Your goal:
Reproduce every entry precisely as written.

Material for this task:

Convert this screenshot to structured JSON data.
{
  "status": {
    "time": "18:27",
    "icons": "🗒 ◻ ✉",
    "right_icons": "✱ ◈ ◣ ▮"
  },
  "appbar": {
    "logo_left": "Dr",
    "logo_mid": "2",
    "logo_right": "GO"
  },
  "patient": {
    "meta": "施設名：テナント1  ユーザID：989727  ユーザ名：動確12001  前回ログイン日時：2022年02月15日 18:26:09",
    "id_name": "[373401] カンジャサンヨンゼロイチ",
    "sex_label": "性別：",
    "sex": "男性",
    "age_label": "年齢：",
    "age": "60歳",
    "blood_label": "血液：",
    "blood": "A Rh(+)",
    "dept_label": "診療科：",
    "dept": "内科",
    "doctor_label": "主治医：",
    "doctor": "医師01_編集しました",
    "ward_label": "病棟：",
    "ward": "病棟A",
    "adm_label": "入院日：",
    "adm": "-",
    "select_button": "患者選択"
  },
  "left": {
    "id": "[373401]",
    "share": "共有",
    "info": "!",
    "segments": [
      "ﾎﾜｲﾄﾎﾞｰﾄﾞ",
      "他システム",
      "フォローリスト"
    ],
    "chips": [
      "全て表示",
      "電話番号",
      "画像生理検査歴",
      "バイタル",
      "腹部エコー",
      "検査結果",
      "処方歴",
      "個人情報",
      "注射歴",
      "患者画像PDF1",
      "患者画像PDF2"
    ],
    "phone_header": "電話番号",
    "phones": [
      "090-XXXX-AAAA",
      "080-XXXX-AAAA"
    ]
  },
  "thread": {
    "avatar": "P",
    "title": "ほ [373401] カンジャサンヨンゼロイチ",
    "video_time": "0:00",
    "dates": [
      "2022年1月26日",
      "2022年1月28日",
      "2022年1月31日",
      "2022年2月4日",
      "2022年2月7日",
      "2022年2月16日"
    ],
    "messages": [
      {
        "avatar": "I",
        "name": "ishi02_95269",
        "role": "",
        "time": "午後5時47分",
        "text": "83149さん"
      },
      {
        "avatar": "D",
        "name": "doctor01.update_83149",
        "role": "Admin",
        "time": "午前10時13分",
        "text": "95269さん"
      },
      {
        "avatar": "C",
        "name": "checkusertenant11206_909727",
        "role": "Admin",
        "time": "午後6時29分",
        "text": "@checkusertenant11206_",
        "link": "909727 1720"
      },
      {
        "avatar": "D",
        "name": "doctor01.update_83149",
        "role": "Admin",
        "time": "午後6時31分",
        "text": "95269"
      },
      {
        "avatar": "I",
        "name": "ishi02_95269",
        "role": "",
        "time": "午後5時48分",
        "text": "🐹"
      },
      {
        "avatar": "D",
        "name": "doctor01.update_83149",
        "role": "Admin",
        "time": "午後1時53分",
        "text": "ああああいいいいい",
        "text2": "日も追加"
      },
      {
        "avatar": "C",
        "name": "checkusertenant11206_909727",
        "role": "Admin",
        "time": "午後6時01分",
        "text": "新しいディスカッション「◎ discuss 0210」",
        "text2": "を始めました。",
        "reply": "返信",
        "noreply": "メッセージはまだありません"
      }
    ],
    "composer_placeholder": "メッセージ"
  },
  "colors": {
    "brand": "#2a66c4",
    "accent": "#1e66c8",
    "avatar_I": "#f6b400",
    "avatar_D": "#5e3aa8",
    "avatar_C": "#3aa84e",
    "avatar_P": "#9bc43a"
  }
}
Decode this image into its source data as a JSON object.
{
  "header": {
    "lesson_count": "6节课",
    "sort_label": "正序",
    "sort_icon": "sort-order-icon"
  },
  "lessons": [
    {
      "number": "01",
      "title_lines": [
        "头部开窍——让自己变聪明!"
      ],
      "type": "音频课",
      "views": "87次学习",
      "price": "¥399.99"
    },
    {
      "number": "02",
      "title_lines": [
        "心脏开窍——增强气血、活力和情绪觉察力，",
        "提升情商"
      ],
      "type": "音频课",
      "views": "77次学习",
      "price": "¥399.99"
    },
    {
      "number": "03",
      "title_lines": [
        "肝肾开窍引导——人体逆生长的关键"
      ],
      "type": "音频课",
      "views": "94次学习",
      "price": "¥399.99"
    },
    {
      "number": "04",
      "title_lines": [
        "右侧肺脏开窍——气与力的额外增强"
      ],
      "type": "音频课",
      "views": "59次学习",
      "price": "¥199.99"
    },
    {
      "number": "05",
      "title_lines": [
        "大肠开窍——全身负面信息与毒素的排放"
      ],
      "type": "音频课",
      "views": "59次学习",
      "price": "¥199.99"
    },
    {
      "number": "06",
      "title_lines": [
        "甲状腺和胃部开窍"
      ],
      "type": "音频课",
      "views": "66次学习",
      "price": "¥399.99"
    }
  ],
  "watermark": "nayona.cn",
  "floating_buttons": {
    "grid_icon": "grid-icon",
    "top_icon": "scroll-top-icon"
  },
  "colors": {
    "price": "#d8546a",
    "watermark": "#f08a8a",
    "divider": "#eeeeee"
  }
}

Exercise solution:
Convert this screenshot to structured JSON data.
{
  "status": {
    "time": "18:27",
    "icons": "🗒 ◻ ✉",
    "right_icons": "✱ ◈ ◣ ▮"
  },
  "appbar": {
    "logo_left": "Dr",
    "logo_mid": "2",
    "logo_right": "GO"
  },
  "patient": {
    "meta": "施設名：テナント1  ユーザID：989727  ユーザ名：動確12001  前回ログイン日時：2022年02月15日 18:26:09",
    "id_name": "[373401] カンジャサンヨンゼロイチ",
    "sex_label": "性別：",
    "sex": "男性",
    "age_label": "年齢：",
    "age": "60歳",
    "blood_label": "血液：",
    "blood": "A Rh(+)",
    "dept_label": "診療科：",
    "dept": "内科",
    "doctor_label": "主治医：",
    "doctor": "医師01_編集しました",
    "ward_label": "病棟：",
    "ward": "病棟A",
    "adm_label": "入院日：",
    "adm": "-",
    "select_button": "患者選択"
  },
  "left": {
    "id": "[373401]",
    "share": "共有",
    "info": "!",
    "segments": [
      "ﾎﾜｲﾄﾎﾞｰﾄﾞ",
      "他システム",
      "フォローリスト"
    ],
    "chips": [
      "全て表示",
      "電話番号",
      "画像生理検査歴",
      "バイタル",
      "腹部エコー",
      "検査結果",
      "処方歴",
      "個人情報",
      "注射歴",
      "患者画像PDF1",
      "患者画像PDF2"
    ],
    "phone_header": "電話番号",
    "phones": [
      "090-XXXX-AAAA",
      "080-XXXX-AAAA"
    ]
  },
  "thread": {
    "avatar": "P",
    "title": "ほ [373401] カンジャサンヨンゼロイチ",
    "video_time": "0:00",
    "dates": [
      "2022年1月26日",
      "2022年1月28日",
      "2022年1月31日",
      "2022年2月4日",
      "2022年2月7日",
      "2022年2月16日"
    ],
    "messages": [
      {
        "avatar": "I",
        "name": "ishi02_95269",
        "role": "",
        "time": "午後5時47分",
        "text": "83149さん"
      },
      {
        "avatar": "D",
        "name": "doctor01.update_83149",
        "role": "Admin",
        "time": "午前10時13分",
        "text": "95269さん"
      },
      {
        "avatar": "C",
        "name": "checkusertenant11206_909727",
        "role": "Admin",
        "time": "午後6時29分",
        "text": "@checkusertenant11206_",
        "link": "909727 1720"
      },
      {
        "avatar": "D",
        "name": "doctor01.update_83149",
        "role": "Admin",
        "time": "午後6時31分",
        "text": "95269"
      },
      {
        "avatar": "I",
        "name": "ishi02_95269",
        "role": "",
        "time": "午後5時48分",
        "text": "🐹"
      },
      {
        "avatar": "D",
        "name": "doctor01.update_83149",
        "role": "Admin",
        "time": "午後1時53分",
        "text": "ああああいいいいい",
        "text2": "日も追加"
      },
      {
        "avatar": "C",
        "name": "checkusertenant11206_909727",
        "role": "Admin",
        "time": "午後6時01分",
        "text": "新しいディスカッション「◎ discuss 0210」",
        "text2": "を始めました。",
        "reply": "返信",
        "noreply": "メッセージはまだありません"
      }
    ],
    "composer_placeholder": "メッセージ"
  },
  "colors": {
    "brand": "#2a66c4",
    "accent": "#1e66c8",
    "avatar_I": "#f6b400",
    "avatar_D": "#5e3aa8",
    "avatar_C": "#3aa84e",
    "avatar_P": "#9bc43a"
  }
}
Decode this image into its source data as a JSON object.
{
  "header": {
    "lesson_count": "6节课",
    "sort_label": "正序",
    "sort_icon": "sort-order-icon"
  },
  "lessons": [
    {
      "number": "01",
      "title_lines": [
        "头部开窍——让自己变聪明!"
      ],
      "type": "音频课",
      "views": "87次学习",
      "price": "¥399.99"
    },
    {
      "number": "02",
      "title_lines": [
        "心脏开窍——增强气血、活力和情绪觉察力，",
        "提升情商"
      ],
      "type": "音频课",
      "views": "77次学习",
      "price": "¥399.99"
    },
    {
      "number": "03",
      "title_lines": [
        "肝肾开窍引导——人体逆生长的关键"
      ],
      "type": "音频课",
      "views": "94次学习",
      "price": "¥399.99"
    },
    {
      "number": "04",
      "title_lines": [
        "右侧肺脏开窍——气与力的额外增强"
      ],
      "type": "音频课",
      "views": "59次学习",
      "price": "¥199.99"
    },
    {
      "number": "05",
      "title_lines": [
        "大肠开窍——全身负面信息与毒素的排放"
      ],
      "type": "音频课",
      "views": "59次学习",
      "price": "¥199.99"
    },
    {
      "number": "06",
      "title_lines": [
        "甲状腺和胃部开窍"
      ],
      "type": "音频课",
      "views": "66次学习",
      "price": "¥399.99"
    }
  ],
  "watermark": "nayona.cn",
  "floating_buttons": {
    "grid_icon": "grid-icon",
    "top_icon": "scroll-top-icon"
  },
  "colors": {
    "price": "#d8546a",
    "watermark": "#f08a8a",
    "divider": "#eeeeee"
  }
}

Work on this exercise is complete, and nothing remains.